Since the start of the COVID-19 pandemic, every day has been Black Friday. Since the beginning of April 2020, online shopping traffic has consistently surpassed Black Friday. Overall, it grew 108 percent over the year’s average. Cybercriminals are taking advantage of this increase in electronic payments with the FBI stating that cybercrime reports are up 400%. Below are tips to help you safely navigate making electronic payments while shopping online..

Before you shop online:
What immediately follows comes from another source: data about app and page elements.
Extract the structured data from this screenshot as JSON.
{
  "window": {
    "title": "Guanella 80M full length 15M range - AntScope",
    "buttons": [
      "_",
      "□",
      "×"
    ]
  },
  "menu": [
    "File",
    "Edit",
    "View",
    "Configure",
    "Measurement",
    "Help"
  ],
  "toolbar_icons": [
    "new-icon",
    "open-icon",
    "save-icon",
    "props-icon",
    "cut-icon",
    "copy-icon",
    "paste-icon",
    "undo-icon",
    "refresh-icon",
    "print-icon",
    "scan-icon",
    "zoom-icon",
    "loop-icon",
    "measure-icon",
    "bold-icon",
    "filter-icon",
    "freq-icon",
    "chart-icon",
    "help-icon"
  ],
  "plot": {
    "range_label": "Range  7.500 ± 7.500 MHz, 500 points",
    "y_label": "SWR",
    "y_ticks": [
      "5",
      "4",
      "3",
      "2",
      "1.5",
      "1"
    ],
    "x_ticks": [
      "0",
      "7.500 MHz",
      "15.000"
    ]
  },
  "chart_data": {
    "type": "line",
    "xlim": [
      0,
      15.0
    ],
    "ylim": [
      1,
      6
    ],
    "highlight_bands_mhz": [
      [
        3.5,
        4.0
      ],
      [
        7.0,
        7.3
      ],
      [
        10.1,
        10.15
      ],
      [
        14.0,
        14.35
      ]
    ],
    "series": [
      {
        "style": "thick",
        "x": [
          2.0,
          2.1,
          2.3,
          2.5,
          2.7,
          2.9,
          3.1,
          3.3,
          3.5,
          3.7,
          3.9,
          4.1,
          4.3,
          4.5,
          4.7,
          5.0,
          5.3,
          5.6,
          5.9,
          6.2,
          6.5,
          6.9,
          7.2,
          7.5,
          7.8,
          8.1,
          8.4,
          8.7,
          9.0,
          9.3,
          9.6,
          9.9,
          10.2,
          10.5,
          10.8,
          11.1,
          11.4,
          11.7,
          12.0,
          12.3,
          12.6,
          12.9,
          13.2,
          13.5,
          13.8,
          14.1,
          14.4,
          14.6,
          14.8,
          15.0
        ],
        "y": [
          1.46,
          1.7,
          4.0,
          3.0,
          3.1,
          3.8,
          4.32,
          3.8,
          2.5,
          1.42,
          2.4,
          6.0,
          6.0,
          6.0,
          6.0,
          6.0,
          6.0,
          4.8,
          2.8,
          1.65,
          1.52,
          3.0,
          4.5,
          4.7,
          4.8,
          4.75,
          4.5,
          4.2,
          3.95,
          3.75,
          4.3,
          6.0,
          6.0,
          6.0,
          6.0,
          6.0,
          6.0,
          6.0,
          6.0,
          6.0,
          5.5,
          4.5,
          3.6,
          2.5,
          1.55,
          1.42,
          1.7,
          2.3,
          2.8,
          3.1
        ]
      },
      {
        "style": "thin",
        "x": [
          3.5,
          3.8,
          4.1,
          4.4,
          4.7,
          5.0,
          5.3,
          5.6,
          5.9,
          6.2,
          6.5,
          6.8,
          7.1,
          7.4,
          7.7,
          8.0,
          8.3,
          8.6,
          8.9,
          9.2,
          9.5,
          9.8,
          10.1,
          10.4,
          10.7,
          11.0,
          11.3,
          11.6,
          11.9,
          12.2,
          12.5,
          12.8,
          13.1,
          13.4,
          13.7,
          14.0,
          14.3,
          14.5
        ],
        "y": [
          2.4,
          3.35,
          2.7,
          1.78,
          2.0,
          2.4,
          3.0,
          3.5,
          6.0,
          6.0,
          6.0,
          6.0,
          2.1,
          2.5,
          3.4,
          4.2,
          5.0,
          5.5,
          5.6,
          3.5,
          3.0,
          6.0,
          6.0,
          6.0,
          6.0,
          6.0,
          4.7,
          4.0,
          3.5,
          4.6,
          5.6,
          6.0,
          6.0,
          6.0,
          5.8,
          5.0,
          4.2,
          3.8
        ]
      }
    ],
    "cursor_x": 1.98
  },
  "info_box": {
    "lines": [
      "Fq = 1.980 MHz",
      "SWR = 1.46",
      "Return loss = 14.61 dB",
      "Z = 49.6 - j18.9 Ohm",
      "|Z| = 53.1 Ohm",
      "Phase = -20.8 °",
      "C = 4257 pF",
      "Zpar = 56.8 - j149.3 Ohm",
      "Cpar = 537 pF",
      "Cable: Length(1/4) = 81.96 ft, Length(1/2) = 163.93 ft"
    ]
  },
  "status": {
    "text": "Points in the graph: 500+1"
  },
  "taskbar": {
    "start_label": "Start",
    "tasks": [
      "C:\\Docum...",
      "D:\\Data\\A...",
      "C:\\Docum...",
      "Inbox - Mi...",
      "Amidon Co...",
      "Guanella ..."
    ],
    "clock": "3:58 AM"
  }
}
  • Consider getting a credit card just for electronic payments. If you decide to get a credit card or online account just for electronic payments, make sure the credit limit or available balance is low. This can protect you from a large loss due to online fraud.
  • Verify websites before entering important information. Clicking on a link may not take you where you expect to go. When shopping, banking, or making payments online, manually type in the website name (e.g., chase.com) instead of clicking on links in an email, social network post, or text message.
  • Don't use free Wi-Fi when making an electronic payment. The open nature of free Wi-Fi at cafes, airports, and other public venues makes it possible for others who are on the same Wi-Fi network to spy on your activities. If you cannot wait for another time to do your banking, use a VPN when using free Wi-Fi.
  • Look for the padlock icon in your browser. The padlock icon in the address bar of your web browser shows that the website you're visiting sends data in encrypted form. You are able to click on the icon in any browser for more details concerning the website you are on. Never send money or pay for goods on a site without this important safeguard, or if the padlock icon is red.

After you shop online:

  • Review your transactions regularly. Online banking allows you to check your account quickly and easily. Take time each day or each week to quickly review electronic payments. If you see charges you don't recognize, notify your bank or payment application vendor (e.g., Venmo, PayPal, or Apple Pay) as soon as possible.
  • Check your credit reports to help spot fraud. Credit reporting services Experian, Equifax, and TransUnion are required to provide you with a free credit report once per year, so try to check one report every four months. You can access these reports at https://www.annualcreditreport.com.
  • Look for deceptive emails and texts. Your bank or electronic payment processor won't ask you to provide personal information or passwords via email, but scammers will.
  • Ignore phone calls from unknown and unfamiliar numbers. If you receive a phone call from someone who is urgently asking for money, there's a good chance it's a scam. Most of these calls can be safely ignored, but if you want to check, search for the organization's website and find out for yourself. See our Imposter Scam tip for more information.